ROBERT W. BROCKWAYTHE ROOTS OF NEW AGE
CHAPTER THREE: THE OLD PAGANS
The word pagan is from pagus (Latin) meaning “country dweller,” with the implication of “country bumpkin” or “stay-at-home.” It was a term of contempt among Roman soldiers, a scornful term for “civilians.” Christians adopted it because they regarded themselves as “Soldiers of Christ.” Therefore, to them, people who clung to the old religions lacked initiative and the spirit of adventure. In recent years, some archaeologists, such as Donald Hutton, have adopted the term “pagan” as a general word for the pre-Christian religions of Europe, such as those of the Greeks, Romans, Celts, Teutons, Slavs, and Baltic peoples.
Shamans and Priests
When the transition to agrarian and pastoral economies and the development of settled villages occurred, religious practices appear to have changed as well. While the shaman never vanished (and, as mentioned, flourishes today in various guises among the occultists) a different religious functionary emerged: the priest. By definition, a priest is “one authorized to perform the sacred rites of a religion especially as a mediatory agent between humans and God.” (Merriam Webster Collegiate Dictionary, 10th Edition, 1996) While this definition quite obviously applies best to Roman Catholic priests, it can be extended to apply to other religious persuasions. “Mediation” refers to the administration of rituals, especially sacrificial rituals, which the priest performs. A ritual is a “prescribed ceremony” or, as Mircea Eliade maintains, the enactment of a myth, actualizing it in the here-and-now. Myth is the content of a religious belief in symbolic form, and ritual is its dramatic realization. Thus, Holy Eucharist, or the celebration of the Mass in Catholic worship, is the ritual enactment of Christ’s death and resurrection, in which the priest and people participate via Holy Communion.
While the shaman makes out-of-the-body soul journeys among the uranic (heavenly) and chthonic (underworld) spirits while in a state of ecstasy, the priest soberly and objectively performs traditional rites. As a Catholic priest will explain, what he inwardly experiences is irrelevant. The ritual is a sacrament, and, as such, is a channel of grace. Thus, while the shamanic role invariably involves an ASC, the priestly role does not. The benefits of Holy Communion flow through the elements of the ritual which, in Catholic belief, include the physical elements such as the consecrated wafer and wine, and the words of institution. For instance, in the rite of baptism, the words are “I baptize you in the name of the Father, Son, and the Holy Spirit” accompanied by the physical sprinkling of holy water. It is essential that these acts be done without error if a sacrament is to be effective (as is the case also in magic).

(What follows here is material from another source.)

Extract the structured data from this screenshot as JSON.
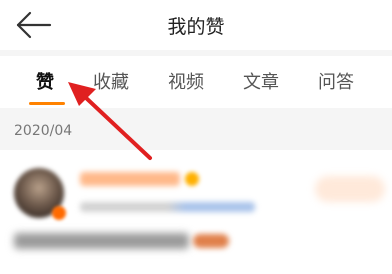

Authority is an important facet of the priestly role. This is where esotericism and organized religion usually part company. Esotericism and occultism are open-ended, deeply personal and individualistic, and emphasize inner experience. The model is therefore shamanic, as are the roots. Unlike the